“It wasn’t about me going somewhere so I can be with the national team or just going to a top, top team, a big-name club. It was just for me to go somewhere where I can take my game to another level and keep getting better as a player. That was my most important thing. It ended up being Arminia. This is where I call home now.”
So, what did Bello know about his new home before touching down in Germany?
“I’m going to be honest, going into it, I didn’t know too much about Bielefeld or Arminia Bielefeld,” he said laughing. “But I had a conversation with the coach and did some research for myself and saw this is somewhere I can continue to improve myself as a player and somewhere I can keep developing and getting more experience to become the better player I want to become.”
Bello in fact referred on several occasions to the conversations he had with coach Frank Kramer – a former English teacher, ensuring there were no communication troubles between the German and American – and how important they were in his decision-making.
“I know what made me want to come to Bielefeld was that I’d had a chat with the coach, Coach Frank. And when I had a conversation with him, he made me feel like he really cared about me, which is really important. Him just giving me that summary of the club made me feel like that’s the right place I need to be to grow as a player and a person as well.
“We talked about a lot of stuff, which is why I like him so much, because I can talk to him about anything. He talked to me about my strengths, weaknesses, stuff we can work on. Him just giving me that kind of layout really made me be like, yeah, this is where I want to be. It seems like he really cares about you as a player and you developing as a player, which is what I really think I need right now because I’m still young and I know I still need to work on things.”Bello has developed a close relationship with English-speaking coach Frank Kramer. - Ulrich Hufnagel via www.imago-images.de/imago images/Ulrich Hufnagel
For an American player moving to Europe, one of the crucial factors in their performances is how they settle in away from the game.
“I think I’ve overcome that and am settled in now. I’m really thankful to my teammates and the whole club for being so welcoming, which made it so much easier for me and made it so quick.”
Coming back to on-field matters, Bello singled out the intensity level as the biggest difference between play back in the States and Germany.
“Every session is really intense.
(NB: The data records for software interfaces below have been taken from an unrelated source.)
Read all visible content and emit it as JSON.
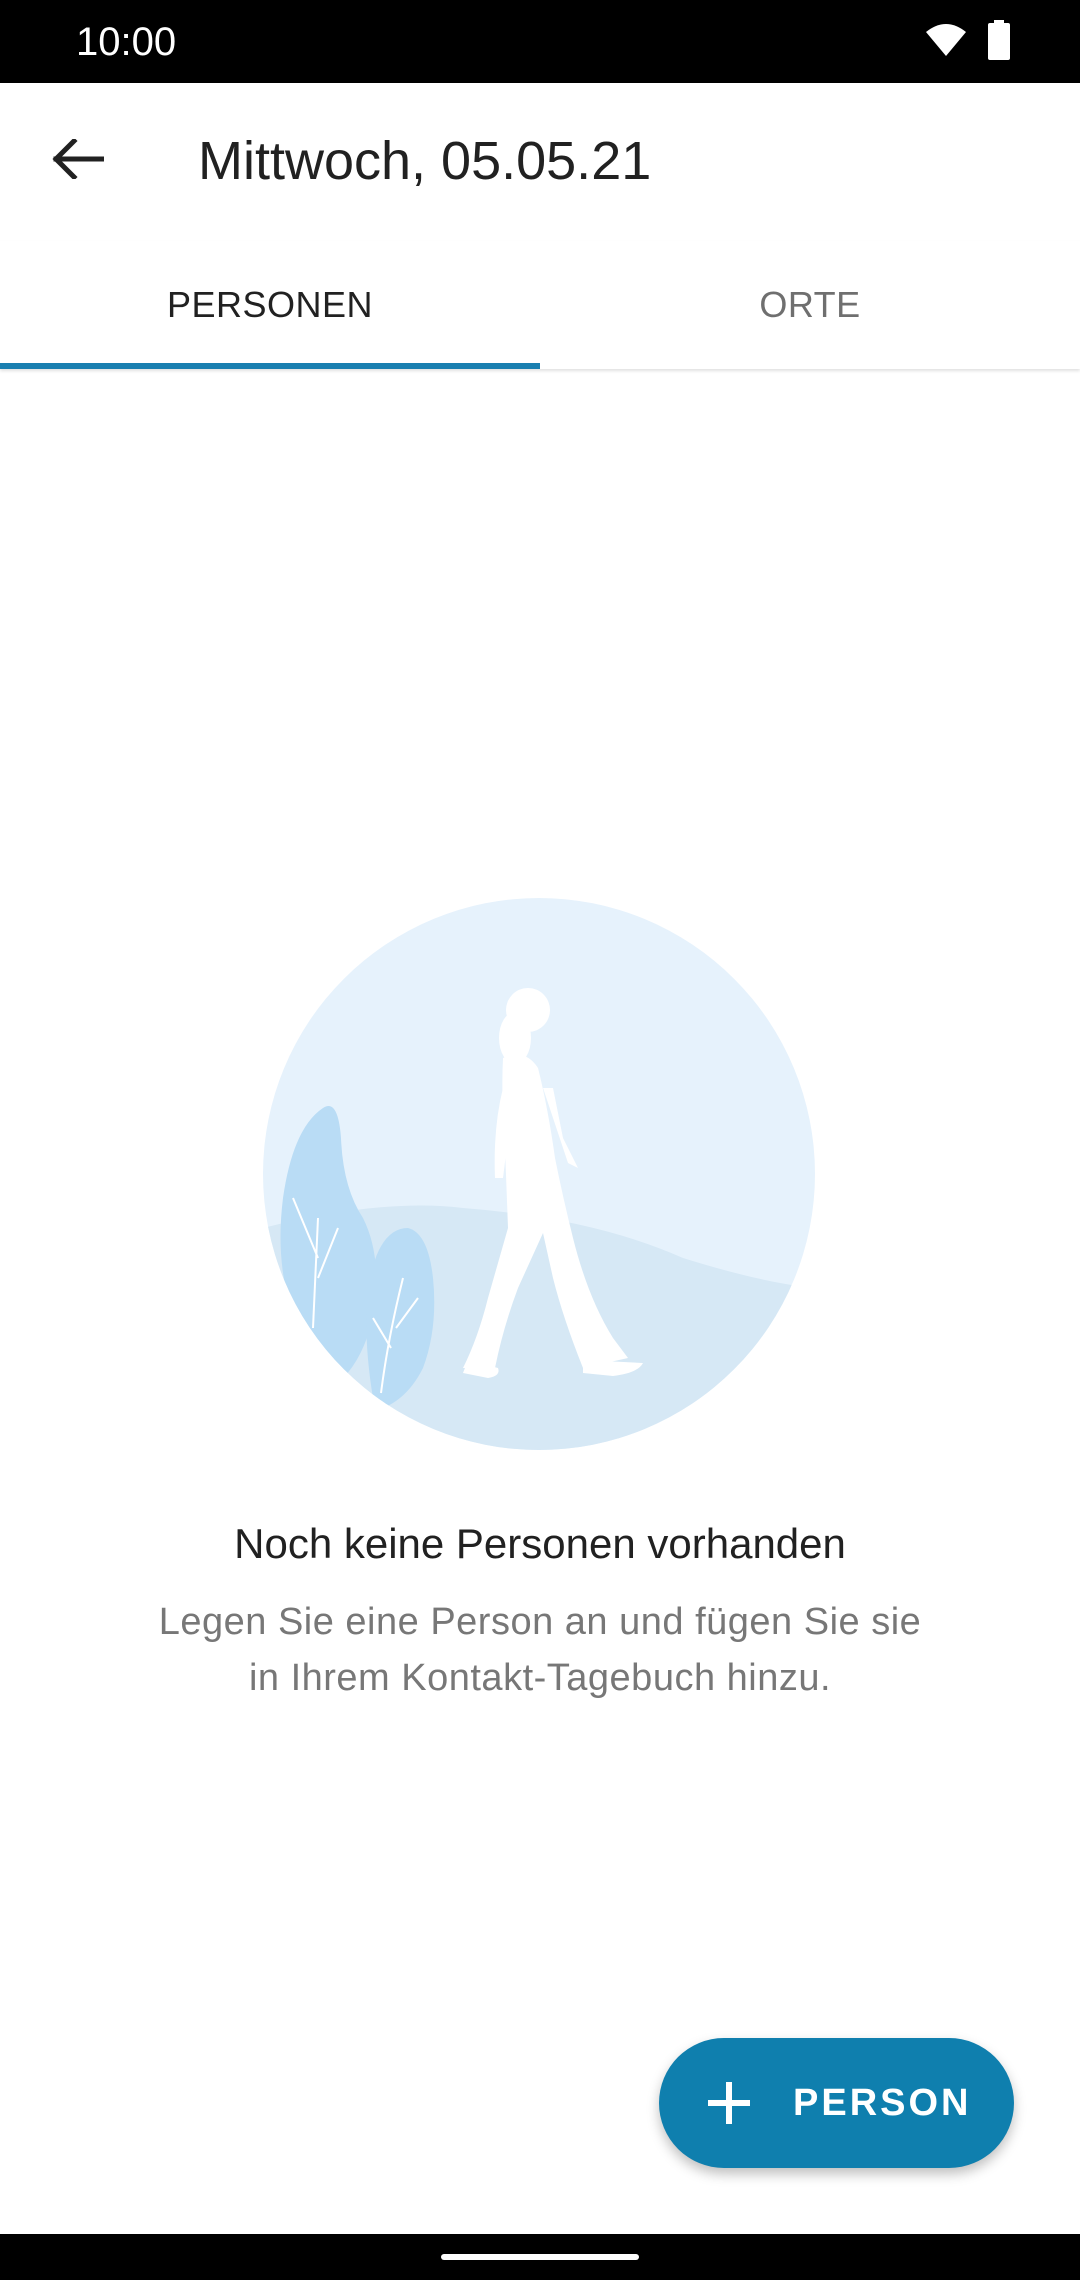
{
  "status_bar": {
    "time": "10:00",
    "icons": [
      "wifi-icon",
      "battery-icon"
    ]
  },
  "app_bar": {
    "back_icon": "arrow-back-icon",
    "title": "Mittwoch, 05.05.21"
  },
  "tabs": [
    {
      "label": "PERSONEN",
      "selected": true
    },
    {
      "label": "ORTE",
      "selected": false
    }
  ],
  "empty_state": {
    "illustration": "person-walking-illustration",
    "title": "Noch keine Personen vorhanden",
    "body": "Legen Sie eine Person an und fügen Sie sie in Ihrem Kontakt-Tagebuch hinzu."
  },
  "fab": {
    "icon": "plus-icon",
    "label": "PERSON"
  },
  "colors": {
    "accent": "#1a7fb0",
    "fab": "#0f7fae",
    "illustration_bg": "#e6f2fc",
    "illustration_hill": "#d6e8f5",
    "illustration_bush": "#b9dcf5"
  }
}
You have to be locked in throughout the whole training. It’s still the same in the MLS. When I was at Atlanta, you still have to be locked in, but here it’s really, really, really fast. So, you have to think fast, move fast. It’s just fast. I’m getting better, getting used to it now.
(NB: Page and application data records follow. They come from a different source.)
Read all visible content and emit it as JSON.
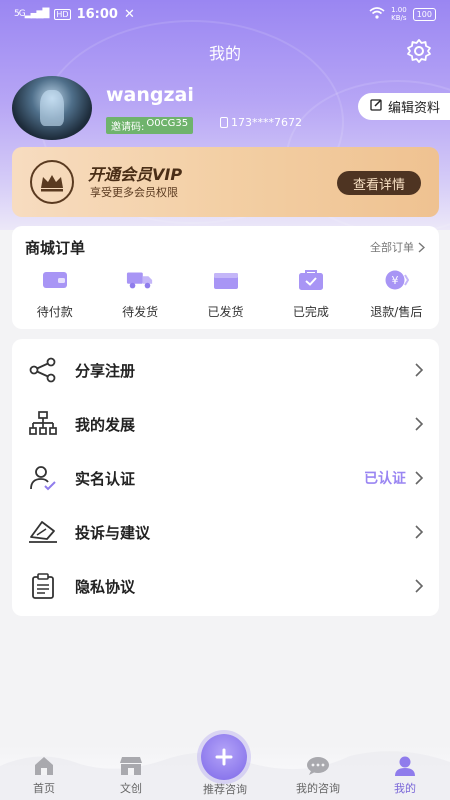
{
  "status_bar": {
    "network": "5G",
    "hd": "HD",
    "time": "16:00",
    "speed_top": "1.00",
    "speed_bottom": "KB/s",
    "battery": "100"
  },
  "header": {
    "title": "我的",
    "settings_icon": "gear-icon"
  },
  "profile": {
    "username": "wangzai",
    "invite_label": "邀请码:",
    "invite_code": "O0CG35",
    "phone": "173****7672",
    "edit_label": "编辑资料"
  },
  "vip": {
    "title": "开通会员VIP",
    "subtitle": "享受更多会员权限",
    "button": "查看详情"
  },
  "orders": {
    "title": "商城订单",
    "all_label": "全部订单",
    "items": [
      {
        "label": "待付款",
        "icon": "wallet-icon"
      },
      {
        "label": "待发货",
        "icon": "truck-icon"
      },
      {
        "label": "已发货",
        "icon": "box-icon"
      },
      {
        "label": "已完成",
        "icon": "check-bag-icon"
      },
      {
        "label": "退款/售后",
        "icon": "refund-icon"
      }
    ]
  },
  "menu": {
    "items": [
      {
        "label": "分享注册",
        "icon": "share-icon",
        "status": ""
      },
      {
        "label": "我的发展",
        "icon": "org-chart-icon",
        "status": ""
      },
      {
        "label": "实名认证",
        "icon": "user-verify-icon",
        "status": "已认证"
      },
      {
        "label": "投诉与建议",
        "icon": "feedback-icon",
        "status": ""
      },
      {
        "label": "隐私协议",
        "icon": "clipboard-icon",
        "status": ""
      }
    ]
  },
  "nav": {
    "items": [
      {
        "label": "首页",
        "icon": "home-icon"
      },
      {
        "label": "文创",
        "icon": "shop-icon"
      },
      {
        "label": "推荐咨询",
        "icon": "plus-icon"
      },
      {
        "label": "我的咨询",
        "icon": "chat-icon"
      },
      {
        "label": "我的",
        "icon": "user-icon"
      }
    ],
    "active_color": "#7a67d8"
  },
  "colors": {
    "accent": "#9a86f2",
    "vip_dark": "#4e3422",
    "invite_green": "#6fb36c"
  }
}
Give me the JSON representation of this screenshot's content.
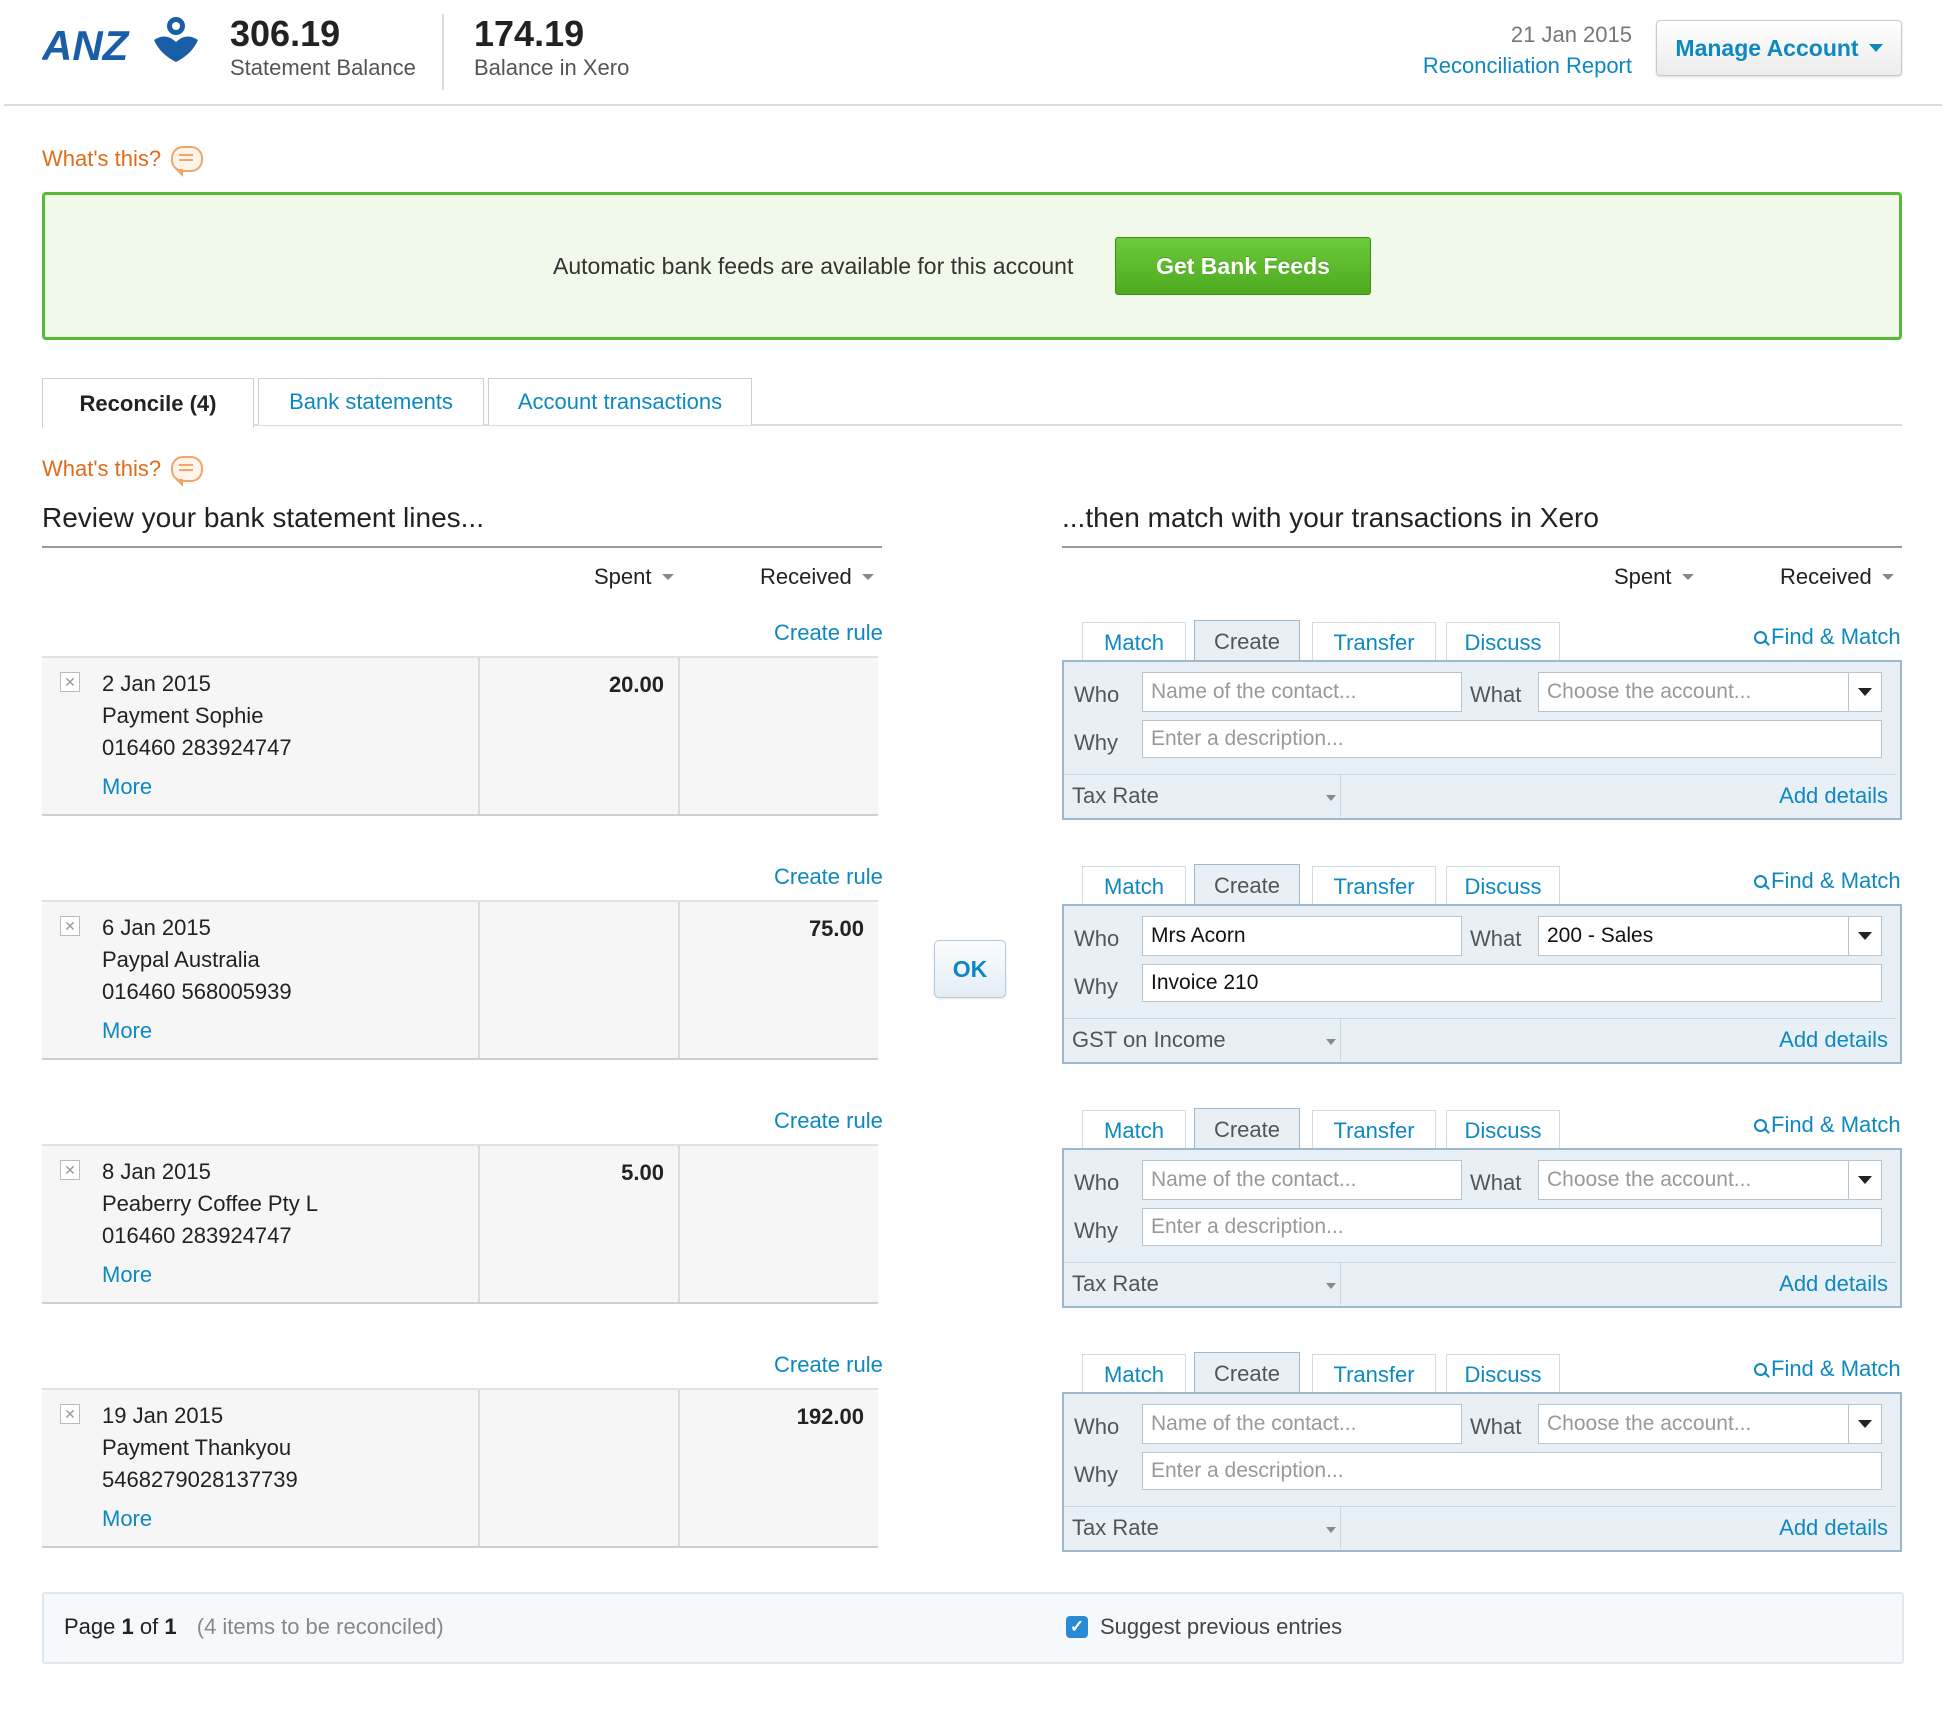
{
  "header": {
    "logo_text": "ANZ",
    "statement_balance": "306.19",
    "statement_balance_label": "Statement Balance",
    "xero_balance": "174.19",
    "xero_balance_label": "Balance in Xero",
    "date": "21 Jan 2015",
    "report_link": "Reconciliation Report",
    "manage_account": "Manage Account"
  },
  "whats_this": "What's this?",
  "banner": {
    "text": "Automatic bank feeds are available for this account",
    "button": "Get Bank Feeds"
  },
  "tabs": [
    "Reconcile (4)",
    "Bank statements",
    "Account transactions"
  ],
  "left": {
    "title": "Review your bank statement lines...",
    "spent": "Spent",
    "received": "Received",
    "create_rule": "Create rule",
    "more": "More"
  },
  "right": {
    "title": "...then match with your transactions in Xero",
    "spent": "Spent",
    "received": "Received",
    "tabs": [
      "Match",
      "Create",
      "Transfer",
      "Discuss"
    ],
    "find_match": "Find & Match",
    "who": "Who",
    "what": "What",
    "why": "Why",
    "add_details": "Add details",
    "who_placeholder": "Name of the contact...",
    "what_placeholder": "Choose the account...",
    "why_placeholder": "Enter a description..."
  },
  "ok_button": "OK",
  "lines": [
    {
      "date": "2 Jan 2015",
      "payee": "Payment Sophie",
      "ref": "016460 283924747",
      "spent": "20.00",
      "received": "",
      "who": "",
      "what": "",
      "why": "",
      "tax": "Tax Rate"
    },
    {
      "date": "6 Jan 2015",
      "payee": "Paypal Australia",
      "ref": "016460 568005939",
      "spent": "",
      "received": "75.00",
      "who": "Mrs Acorn",
      "what": "200 - Sales",
      "why": "Invoice 210",
      "tax": "GST on Income"
    },
    {
      "date": "8 Jan 2015",
      "payee": "Peaberry Coffee Pty L",
      "ref": "016460 283924747",
      "spent": "5.00",
      "received": "",
      "who": "",
      "what": "",
      "why": "",
      "tax": "Tax Rate"
    },
    {
      "date": "19 Jan 2015",
      "payee": "Payment Thankyou",
      "ref": "5468279028137739",
      "spent": "",
      "received": "192.00",
      "who": "",
      "what": "",
      "why": "",
      "tax": "Tax Rate"
    }
  ],
  "footer": {
    "page_prefix": "Page",
    "page": "1",
    "of": "of",
    "total": "1",
    "items_note": "(4 items to be reconciled)",
    "suggest": "Suggest previous entries",
    "suggest_checked": true
  },
  "colors": {
    "accent": "#0d88c1",
    "green": "#58b837",
    "orange": "#e06c1a"
  }
}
“Football is universal, so in any league you go to, you have to be locked in 100 per cent of the game. But here in the Bundesliga, it’s a really quick league, so you have to think fast, play faster. You don’t have so much time on the ball. I’d say that’s the main difference.”
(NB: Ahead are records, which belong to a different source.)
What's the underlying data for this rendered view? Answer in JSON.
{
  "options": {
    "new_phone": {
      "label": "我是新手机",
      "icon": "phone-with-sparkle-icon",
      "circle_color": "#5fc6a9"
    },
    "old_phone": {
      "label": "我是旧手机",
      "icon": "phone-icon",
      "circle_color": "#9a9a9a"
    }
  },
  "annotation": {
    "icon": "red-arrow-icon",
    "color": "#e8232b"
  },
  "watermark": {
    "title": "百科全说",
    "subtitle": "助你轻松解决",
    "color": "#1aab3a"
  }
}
Watch: Bello: “It’s tough to adapt to a new country”
As one of almost 10 Americans under the age of 23 currently learning and plying their trade in the Bundesliga, Bello is well placed to offer advice for those potentially looking to follow in his footsteps and those of the likes of Reyna, Pepi and Tyler Adams, and also Christian Pulisic before them.
“For a young American that wants to play abroad, I’d just say if that’s your dream and your ambition, go for it. And go with confidence, because I believe confidence is key. When you come over here, just know that you’re here for a reason. You’ve worked all your life to get to that goal. Just do whatever you can to keep getting better.
“I would also say if you want to make that leap, once you get here, don’t think that you’ve made it. I feel that’s very important to know. Just because you’re in one of the top leagues, doesn’t mean you’ve made it all. That’s what I always tell myself. That’s what I would tell a young person trying to come over here.”